• _TASK DESCRIPTION_: Report the number of lines below in which the word "automatico" occurs. Nothing else is needed.

• _DATA RECORDS_:
== Segment start ==
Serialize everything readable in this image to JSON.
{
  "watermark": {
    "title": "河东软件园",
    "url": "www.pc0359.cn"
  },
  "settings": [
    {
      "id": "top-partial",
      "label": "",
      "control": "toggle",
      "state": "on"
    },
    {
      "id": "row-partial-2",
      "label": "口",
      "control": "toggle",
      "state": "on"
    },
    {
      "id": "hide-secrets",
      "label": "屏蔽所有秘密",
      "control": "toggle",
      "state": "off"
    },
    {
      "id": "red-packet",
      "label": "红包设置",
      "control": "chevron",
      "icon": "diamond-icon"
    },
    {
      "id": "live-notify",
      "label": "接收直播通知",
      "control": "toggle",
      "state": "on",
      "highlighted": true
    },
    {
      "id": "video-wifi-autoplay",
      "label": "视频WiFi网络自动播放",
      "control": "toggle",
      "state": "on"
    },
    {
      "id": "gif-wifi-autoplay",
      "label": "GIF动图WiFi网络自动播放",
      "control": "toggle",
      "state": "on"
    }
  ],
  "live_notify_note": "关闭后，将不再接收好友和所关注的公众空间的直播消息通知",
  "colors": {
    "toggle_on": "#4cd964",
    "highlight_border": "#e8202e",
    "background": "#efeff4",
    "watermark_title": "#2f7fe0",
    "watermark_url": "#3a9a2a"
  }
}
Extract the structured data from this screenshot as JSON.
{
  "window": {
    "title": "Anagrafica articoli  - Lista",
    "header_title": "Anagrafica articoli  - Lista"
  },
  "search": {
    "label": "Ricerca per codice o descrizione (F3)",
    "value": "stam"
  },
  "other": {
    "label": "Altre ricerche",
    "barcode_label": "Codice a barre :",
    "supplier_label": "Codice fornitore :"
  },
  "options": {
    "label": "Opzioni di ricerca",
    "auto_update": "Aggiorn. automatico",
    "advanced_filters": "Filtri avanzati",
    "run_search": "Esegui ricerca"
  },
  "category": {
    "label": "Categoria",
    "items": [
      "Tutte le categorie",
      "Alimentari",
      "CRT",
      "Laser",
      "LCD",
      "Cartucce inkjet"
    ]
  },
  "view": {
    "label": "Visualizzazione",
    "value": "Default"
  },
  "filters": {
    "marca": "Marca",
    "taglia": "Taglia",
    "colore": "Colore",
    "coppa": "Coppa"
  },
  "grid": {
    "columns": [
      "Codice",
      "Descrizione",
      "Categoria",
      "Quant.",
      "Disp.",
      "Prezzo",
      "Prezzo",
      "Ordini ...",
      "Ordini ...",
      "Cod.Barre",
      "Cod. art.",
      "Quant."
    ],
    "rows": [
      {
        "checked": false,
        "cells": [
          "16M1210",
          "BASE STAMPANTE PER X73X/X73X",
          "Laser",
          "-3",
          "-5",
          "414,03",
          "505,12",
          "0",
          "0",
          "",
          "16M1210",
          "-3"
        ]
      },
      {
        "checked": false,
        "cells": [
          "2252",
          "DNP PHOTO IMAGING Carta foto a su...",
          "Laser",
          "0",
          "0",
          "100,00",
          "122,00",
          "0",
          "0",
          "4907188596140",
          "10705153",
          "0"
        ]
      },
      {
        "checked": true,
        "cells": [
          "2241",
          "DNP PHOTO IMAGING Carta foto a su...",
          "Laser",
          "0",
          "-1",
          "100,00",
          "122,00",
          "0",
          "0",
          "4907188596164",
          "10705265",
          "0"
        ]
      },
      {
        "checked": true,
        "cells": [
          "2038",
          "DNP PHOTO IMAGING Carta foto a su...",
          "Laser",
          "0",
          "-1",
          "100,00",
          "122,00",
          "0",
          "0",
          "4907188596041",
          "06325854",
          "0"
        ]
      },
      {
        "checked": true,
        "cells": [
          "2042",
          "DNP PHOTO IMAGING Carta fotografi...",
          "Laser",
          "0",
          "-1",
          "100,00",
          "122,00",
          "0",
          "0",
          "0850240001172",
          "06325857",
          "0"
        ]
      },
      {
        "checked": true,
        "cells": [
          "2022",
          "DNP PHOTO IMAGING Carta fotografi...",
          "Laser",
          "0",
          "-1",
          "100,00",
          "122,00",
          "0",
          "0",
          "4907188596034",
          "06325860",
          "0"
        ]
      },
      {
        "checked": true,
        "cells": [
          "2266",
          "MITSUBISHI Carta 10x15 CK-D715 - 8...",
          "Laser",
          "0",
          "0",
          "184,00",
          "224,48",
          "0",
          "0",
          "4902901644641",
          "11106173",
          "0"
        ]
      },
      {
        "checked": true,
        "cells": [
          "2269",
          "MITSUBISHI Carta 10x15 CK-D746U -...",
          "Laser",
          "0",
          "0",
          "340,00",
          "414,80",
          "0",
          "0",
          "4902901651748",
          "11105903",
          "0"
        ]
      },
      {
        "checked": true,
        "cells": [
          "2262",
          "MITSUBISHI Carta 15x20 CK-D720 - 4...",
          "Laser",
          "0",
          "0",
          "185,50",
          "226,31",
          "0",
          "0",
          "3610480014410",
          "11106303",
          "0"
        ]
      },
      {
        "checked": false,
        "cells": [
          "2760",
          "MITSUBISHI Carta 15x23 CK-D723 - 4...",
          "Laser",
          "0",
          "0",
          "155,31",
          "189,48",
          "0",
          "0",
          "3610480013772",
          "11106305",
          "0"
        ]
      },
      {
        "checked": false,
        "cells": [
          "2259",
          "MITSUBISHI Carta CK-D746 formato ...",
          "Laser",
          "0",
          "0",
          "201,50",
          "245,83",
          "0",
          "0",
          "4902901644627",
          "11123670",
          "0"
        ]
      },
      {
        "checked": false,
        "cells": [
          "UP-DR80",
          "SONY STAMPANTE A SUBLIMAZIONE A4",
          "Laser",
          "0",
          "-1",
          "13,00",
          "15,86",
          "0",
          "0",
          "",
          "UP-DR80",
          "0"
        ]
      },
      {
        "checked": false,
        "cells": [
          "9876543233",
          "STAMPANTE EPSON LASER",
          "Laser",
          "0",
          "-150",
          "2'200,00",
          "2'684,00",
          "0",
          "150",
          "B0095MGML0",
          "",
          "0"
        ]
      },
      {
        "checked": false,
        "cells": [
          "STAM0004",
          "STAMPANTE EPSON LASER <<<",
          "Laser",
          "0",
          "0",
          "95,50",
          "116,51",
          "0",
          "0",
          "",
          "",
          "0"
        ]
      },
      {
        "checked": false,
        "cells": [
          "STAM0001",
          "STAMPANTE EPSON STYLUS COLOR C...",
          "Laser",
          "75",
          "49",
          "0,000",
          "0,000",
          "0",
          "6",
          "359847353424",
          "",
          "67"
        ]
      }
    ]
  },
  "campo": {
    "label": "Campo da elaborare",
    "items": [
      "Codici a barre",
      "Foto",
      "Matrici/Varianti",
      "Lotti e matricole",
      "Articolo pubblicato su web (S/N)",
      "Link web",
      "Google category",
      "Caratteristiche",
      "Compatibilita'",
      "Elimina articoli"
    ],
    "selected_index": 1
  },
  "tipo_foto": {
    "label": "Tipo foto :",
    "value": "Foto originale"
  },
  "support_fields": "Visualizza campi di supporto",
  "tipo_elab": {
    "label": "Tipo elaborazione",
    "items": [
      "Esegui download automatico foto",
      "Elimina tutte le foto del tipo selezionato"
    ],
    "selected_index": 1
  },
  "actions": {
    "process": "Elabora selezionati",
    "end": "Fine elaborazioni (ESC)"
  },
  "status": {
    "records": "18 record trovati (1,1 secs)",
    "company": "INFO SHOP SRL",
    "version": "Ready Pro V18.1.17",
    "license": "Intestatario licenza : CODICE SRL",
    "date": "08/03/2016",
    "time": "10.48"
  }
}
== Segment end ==
• _THE COMPLETED TASK_: 2